MP Sylvia Lim’s speech - Towards a Safe, Fair and Just Society - touched on two essential services that are supposed to ensure that we live in a safe, fair and just society, namely challenges for the Home Team and Access to Justice. She was surprised to discover that new NPPs (Neighbourhood Police Post), called e-NPPs or enhanced NPPs, offer electronic services, but are completely unmanned. Ah Kong will have to learn to type if he needs help. Access to justice, she noted, means the rich have the resources to engage expensive lawyers, but the poor have to make decisions based on their means. This sometimes includes pleading guilty, when they do not have the resources to contest their charges.
MP Png Eng Huat’s speech pleaded the case for our pioneer generation workers, in particular the anxiety of not knowing what is to come after retirement. The anticipation and excitement of being able to finally collect their lifelong CPF savings in full at retirement age, which was 55 then, dashed to bits with the shifting of the goal post to 62 and beyond. Instead of looking forward to grandchildren bouncing on their laps, they had better be familiar with bouncing checks.
MP Lee Li Lian’s speech lauded the Presidential commitment to keeping the pathway upwards open to all Singaporeans, regardless of their background or circumstances, but brought home the harsh reality faced by vulnerable groups. Guys ensconced in ivory towers need the occasional reminder of what ground zero is like. Her Mandarin portion commented on financial incentives introduced by the Government such as Baby Bonus and Child Development Account to encourage having more children. They need to be complemented by a change in attitudes and mind-set of employers with regards to flexible work options.
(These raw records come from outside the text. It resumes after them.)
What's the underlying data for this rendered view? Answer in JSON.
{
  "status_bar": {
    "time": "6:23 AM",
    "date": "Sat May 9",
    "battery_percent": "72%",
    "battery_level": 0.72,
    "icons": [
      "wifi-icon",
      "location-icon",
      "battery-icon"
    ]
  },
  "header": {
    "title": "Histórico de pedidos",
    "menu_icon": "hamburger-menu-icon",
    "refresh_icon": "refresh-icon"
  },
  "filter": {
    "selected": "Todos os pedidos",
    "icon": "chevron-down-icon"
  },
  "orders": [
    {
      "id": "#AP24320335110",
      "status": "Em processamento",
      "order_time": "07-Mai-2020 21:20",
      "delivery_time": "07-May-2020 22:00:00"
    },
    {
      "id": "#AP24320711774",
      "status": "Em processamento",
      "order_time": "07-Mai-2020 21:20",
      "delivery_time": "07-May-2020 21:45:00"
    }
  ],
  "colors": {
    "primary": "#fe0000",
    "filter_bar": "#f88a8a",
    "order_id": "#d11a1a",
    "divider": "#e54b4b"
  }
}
MP Muhamad Faisal Abdul Manap’s speech asked the hard questions. Is the social safety net doing its job? Is the social safety net performing to help Singaporeans pick themselves up after a fall? Is the social safety net pulling families out of the poverty trap? How do we know that the temporary poor are indeed temporarily poor and are moving up the government’s different scales of help closer to median income self-sufficiency? What do you think?
"Madam Speaker, the Prime Minister may be right to say that there are no dead poor in Singapore because no one here lives under the World Bank’s extreme poverty line of $1.50 a day. But as he acknowledges, there are the relatively poor and the temporary poor. These are Singaporeans who are experiencing a fraction of the standard of living enjoyed by the average Singaporean. We need to know whether the government’s multiple lines of assistance, the social safety net, is helping them and whether the overall situation is improving year on year."
MP Pritam Singh’s speech weighted on Defence Diplomacy and better management of the Defence Budget. But splurging on expensive F35s is pretty pointless when, "Unfortunately, we are not in a position to determine or prevent a conflict in the South China Sea beyond offering ourselves as a neutral arbiter and an advocate for a Code of Conduct in the South China Sea." Focus instead, on more immediate worries closer to home.
NCMP Yee Jenn Jong’s speech on education and social mobility is close to his heart, as he declared, he owns businesses that provide services and products to schools. He frets about the reproduction of class stratification. In 2008, the PSC revealed that 47% of the PSC scholarship recipients that year lived in HDB flats, and 53% lived in private housing. This is an over representation of private housing as up to 85 per cent of Singaporeans live in HDB flats.
NCMP Gerald Giam’s speech is about managing risks, incentivising hard work and constructive politics.
MediShield Fund having a capital adequacy ratio of 161% in 2012, which is more than 40% higher than what the Monetary Authority of Singapore (MAS) expects of commercial insurance funds, means that it is collecting a lot more in premiums than it is paying out in claims, transferring too much risk to citizens. Socializing risks, privatising gains - does that ring a bell? That has to be a damper on incentivising hard work.
Low Thia Khiang has more to say about constructive politics.